RI Delegation Introduces Bill to Ensure Funding for Blackstone River Valley National Heritage Corridor

Mar 19, 2002
(Washington, D.C.)–The Rhode Island congressional delegation joined today in introducing legislation to ensure continued federal funding for the John H. Chafee Blackstone River Valley National Heritage Corridor (JHC-BRVNHC). 

Legislation sponsored by Senator Lincoln Chafee and Representative Patrick
Kennedy, and cosponsored by Senator Jack Reed and Representative Jim Langevin,
would re-authorize a federal fund through which the Corridor has received $5.75
million since 1998.  The bill would authorize $10 million in federal funding for
the Corridor from Fiscal Years 2003 to 2006.

Senator Chafee said,  “The Blackstone River powered the heart of the industrial
revolution for almost a century.  Although the closing of the mills after World
War II ushered in an era of neglect, the creation of the Blackstone River
Corridor in 1986 has allowed the river to relive some of its heyday.  Recently,
the Blackstone River has been transformed into an object of tremendous community
pride and national importance.”

“Working in partnership with two state governments, dozens of local
municipalities, businesses, nonprofit historical and environmental
organizations, educational institutions, and many private citizens, the
Blackstone Corridor Commission has instilled a sense of community and identity
to the residents of the Blackstone Corridor,” Chafee continued.  “This
legislation will ensure that the Commission can continue its efforts to
revitalize and protect this national treasure.”

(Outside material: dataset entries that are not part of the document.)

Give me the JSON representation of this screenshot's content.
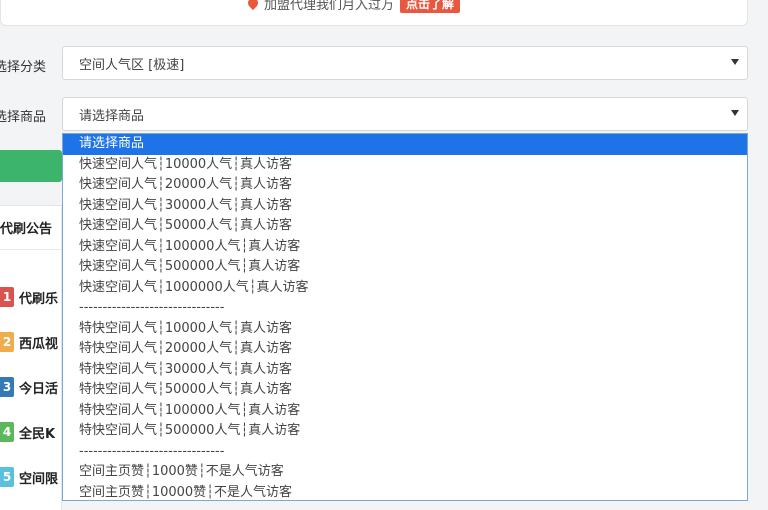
{
  "banner": {
    "text": "加盟代理我们月入过万",
    "button": "点击了解"
  },
  "form": {
    "category_label": "选择分类",
    "category_value": "空间人气区 [极速]",
    "product_label": "选择商品",
    "product_value": "请选择商品"
  },
  "announcement": {
    "title": "代刷公告",
    "items": [
      {
        "num": "1",
        "text": "代刷乐",
        "color": "#d9534f"
      },
      {
        "num": "2",
        "text": "西瓜视",
        "color": "#f0ad4e"
      },
      {
        "num": "3",
        "text": "今日活",
        "color": "#337ab7"
      },
      {
        "num": "4",
        "text": "全民K",
        "color": "#5cb85c"
      },
      {
        "num": "5",
        "text": "空间限",
        "color": "#5bc0de"
      }
    ]
  },
  "dropdown": {
    "options": [
      "请选择商品",
      "快速空间人气┆10000人气┆真人访客",
      "快速空间人气┆20000人气┆真人访客",
      "快速空间人气┆30000人气┆真人访客",
      "快速空间人气┆50000人气┆真人访客",
      "快速空间人气┆100000人气┆真人访客",
      "快速空间人气┆500000人气┆真人访客",
      "快速空间人气┆1000000人气┆真人访客",
      "-------------------------------",
      "特快空间人气┆10000人气┆真人访客",
      "特快空间人气┆20000人气┆真人访客",
      "特快空间人气┆30000人气┆真人访客",
      "特快空间人气┆50000人气┆真人访客",
      "特快空间人气┆100000人气┆真人访客",
      "特快空间人气┆500000人气┆真人访客",
      "-------------------------------",
      "空间主页赞┆1000赞┆不是人气访客",
      "空间主页赞┆10000赞┆不是人气访客"
    ]
  },
  "colors": {
    "accent": "#1e74e6",
    "promo": "#e8573f",
    "green": "#3cb46c"
  }
}
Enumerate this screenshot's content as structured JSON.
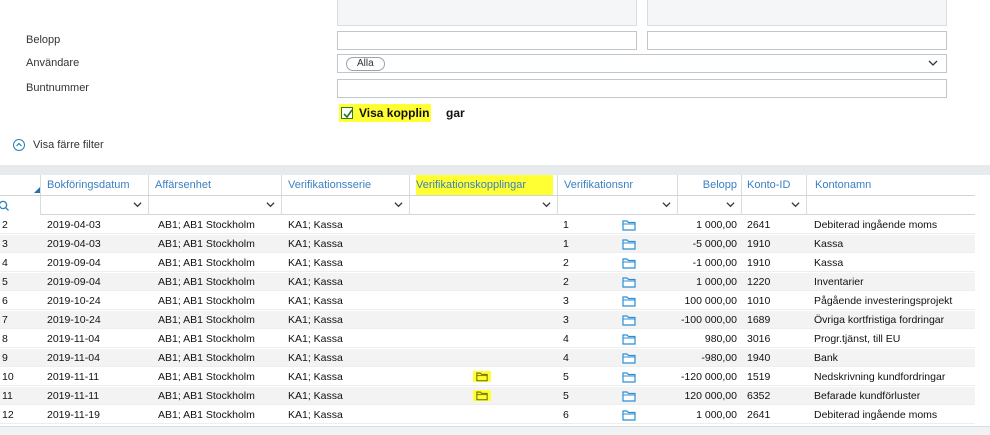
{
  "filters": {
    "belopp_label": "Belopp",
    "anvandare_label": "Användare",
    "anvandare_value": "Alla",
    "buntnummer_label": "Buntnummer",
    "visa_kopplingar_label": "Visa kopplin",
    "visa_kopplingar_label_tail": "gar",
    "visa_kopplingar_checked": true,
    "less_filters_label": "Visa färre filter"
  },
  "grid": {
    "columns": [
      "Bokföringsdatum",
      "Affärsenhet",
      "Verifikationsserie",
      "Verifikationskopplingar",
      "Verifikationsnr",
      "Belopp",
      "Konto-ID",
      "Kontonamn"
    ],
    "highlight_color": "#ffff33",
    "rows": [
      {
        "n": "2",
        "date": "2019-04-03",
        "unit": "AB1; AB1 Stockholm",
        "series": "KA1; Kassa",
        "link": false,
        "vnr": "1",
        "amount": "1 000,00",
        "konto": "2641",
        "name": "Debiterad ingående moms"
      },
      {
        "n": "3",
        "date": "2019-04-03",
        "unit": "AB1; AB1 Stockholm",
        "series": "KA1; Kassa",
        "link": false,
        "vnr": "1",
        "amount": "-5 000,00",
        "konto": "1910",
        "name": "Kassa"
      },
      {
        "n": "4",
        "date": "2019-09-04",
        "unit": "AB1; AB1 Stockholm",
        "series": "KA1; Kassa",
        "link": false,
        "vnr": "2",
        "amount": "-1 000,00",
        "konto": "1910",
        "name": "Kassa"
      },
      {
        "n": "5",
        "date": "2019-09-04",
        "unit": "AB1; AB1 Stockholm",
        "series": "KA1; Kassa",
        "link": false,
        "vnr": "2",
        "amount": "1 000,00",
        "konto": "1220",
        "name": "Inventarier"
      },
      {
        "n": "6",
        "date": "2019-10-24",
        "unit": "AB1; AB1 Stockholm",
        "series": "KA1; Kassa",
        "link": false,
        "vnr": "3",
        "amount": "100 000,00",
        "konto": "1010",
        "name": "Pågående investeringsprojekt"
      },
      {
        "n": "7",
        "date": "2019-10-24",
        "unit": "AB1; AB1 Stockholm",
        "series": "KA1; Kassa",
        "link": false,
        "vnr": "3",
        "amount": "-100 000,00",
        "konto": "1689",
        "name": "Övriga kortfristiga fordringar"
      },
      {
        "n": "8",
        "date": "2019-11-04",
        "unit": "AB1; AB1 Stockholm",
        "series": "KA1; Kassa",
        "link": false,
        "vnr": "4",
        "amount": "980,00",
        "konto": "3016",
        "name": "Progr.tjänst, till EU"
      },
      {
        "n": "9",
        "date": "2019-11-04",
        "unit": "AB1; AB1 Stockholm",
        "series": "KA1; Kassa",
        "link": false,
        "vnr": "4",
        "amount": "-980,00",
        "konto": "1940",
        "name": "Bank"
      },
      {
        "n": "10",
        "date": "2019-11-11",
        "unit": "AB1; AB1 Stockholm",
        "series": "KA1; Kassa",
        "link": true,
        "vnr": "5",
        "amount": "-120 000,00",
        "konto": "1519",
        "name": "Nedskrivning kundfordringar"
      },
      {
        "n": "11",
        "date": "2019-11-11",
        "unit": "AB1; AB1 Stockholm",
        "series": "KA1; Kassa",
        "link": true,
        "vnr": "5",
        "amount": "120 000,00",
        "konto": "6352",
        "name": "Befarade kundförluster"
      },
      {
        "n": "12",
        "date": "2019-11-19",
        "unit": "AB1; AB1 Stockholm",
        "series": "KA1; Kassa",
        "link": false,
        "vnr": "6",
        "amount": "1 000,00",
        "konto": "2641",
        "name": "Debiterad ingående moms"
      }
    ]
  }
}
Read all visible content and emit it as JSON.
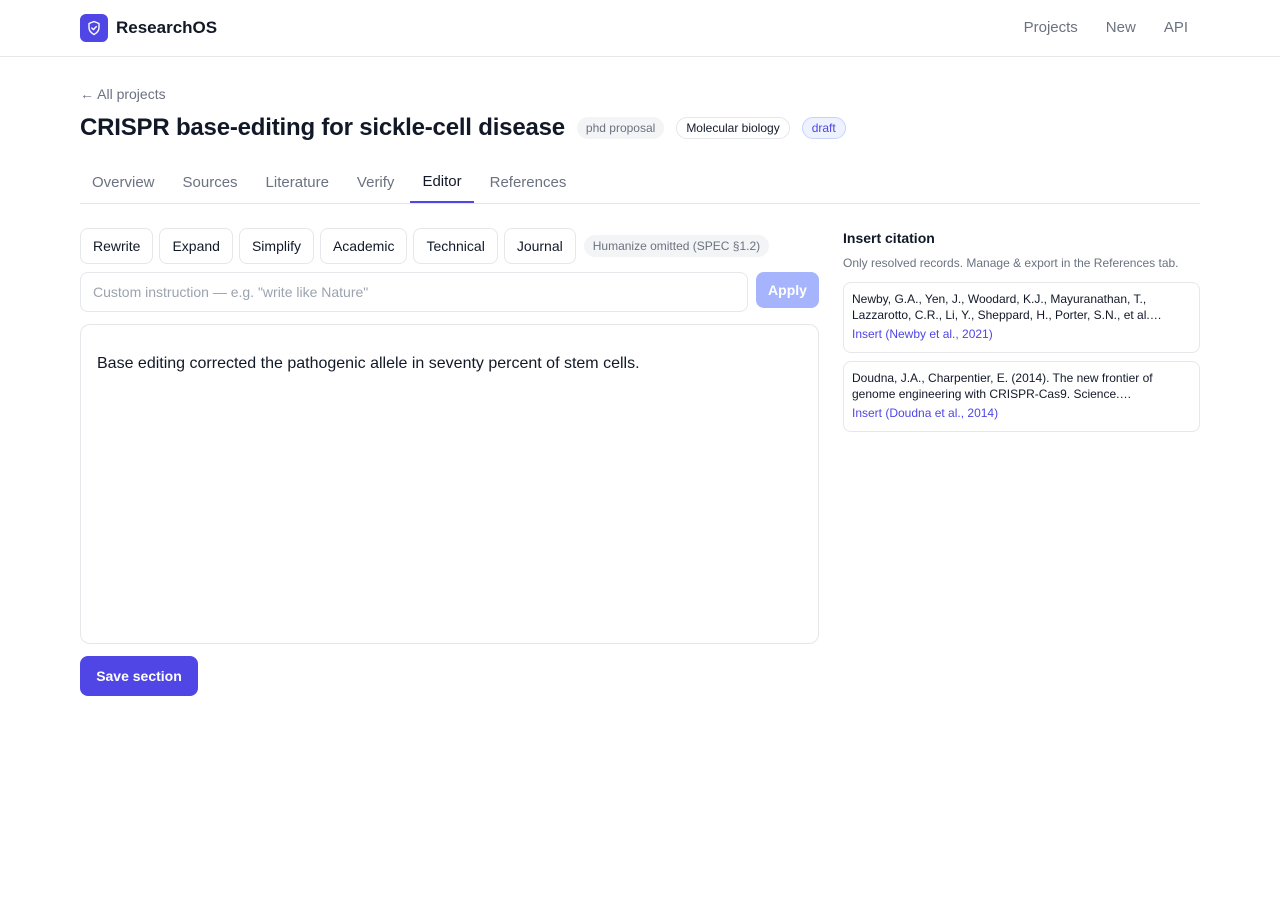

Congressman Kennedy stated,  "Partnerships which have resulted from the creation
of the Corridor can serve as a model of how government, businesses and citizens
themselves can work together to accomplish a common goal.  Those who have made
the Corridor a success so far have worked across jurisdictional lines of all
kinds to further the aims that the Corridor set out to accomplish.  This
innovative partnership has allowed us to protect our environment and heritage
while fostering development that creates jobs and enhances the regional economy.
 The Corridor's success speaks for itself, and I'll keep working with my
colleagues in the Congress to ensure that this great work continues."

Senator Reed stated, "It is important that we protect for future generations
those things that teach us about our history.  The hard working of ingenious
people from diverse cultures who lived in the Blackstone River Valley has
contributed to making this country great.  We must do everything we can to
preserve their legacy and the unique natural beauty of the Blackstone Valley

"The John H. Chafee Blackstone River Valley National Heritage Corridor, part of
the American Heritage River system, is a fine example of the successes in
preservation and restoration that can come from public-private partnerships,"
said Congressman Langevin.  "The communities, businesses, and civic leaders of
the Blackstone Valley have made great strides in protecting the region's natural
and cultural resources.  The Blackstone is an area rich in the history of
America's industrial age, and it is important that we continue to preserve this
culturally rich area for future generations to learn from and enjoy."

The Blackstone River Valley National Heritage Corridor

The Corridor was created by federal legislation authored by the late Senator
John H. Chafee, for which the Corridor was re-named in 2000.  The JHC-BRVNHC was
formed in recognition of the region's historical and cultural importance as the
birthplace of America's industrial revolution.  It is the largest National Park
in the North Atlantic region, stretching 46 miles and encompassing more than 20
cities and towns, and more than ten thousand historic structures throughout
Rhode Island and Massachusetts.

Since 1986, Congress has established up to three federal funds for the Corridor:
 the Operations Account (staff support), the Technical Assistance Account, and
the Development Fund.  The Development Fund was created in 1996 to provide
funding for construction activities in order to implement a program that
includes interpretive programming, river restoration, historic preservation,
tourism and economic development and educational activities.

Legislation to Re-Authorize the Development Fund

Although authorization for the Development Fund expired after Fiscal Year 1998,
Congress has continued to provide funds for this component of the Corridor.  To
date, the Blackstone River Valley Commission has received a total of $5.75
million ($1.0 million in FY02; $2.5 million in FY01; $1.0 million in FY00;
$750,000 in FY99; and $500,000 in FY98) as a result of Congressional action.

This bill, introduced today by Chafee in the Senate and by Kennedy in the House,
would re-authorize the Development Fund from FY 2003 to FY 2006, with $10
million in federal funding.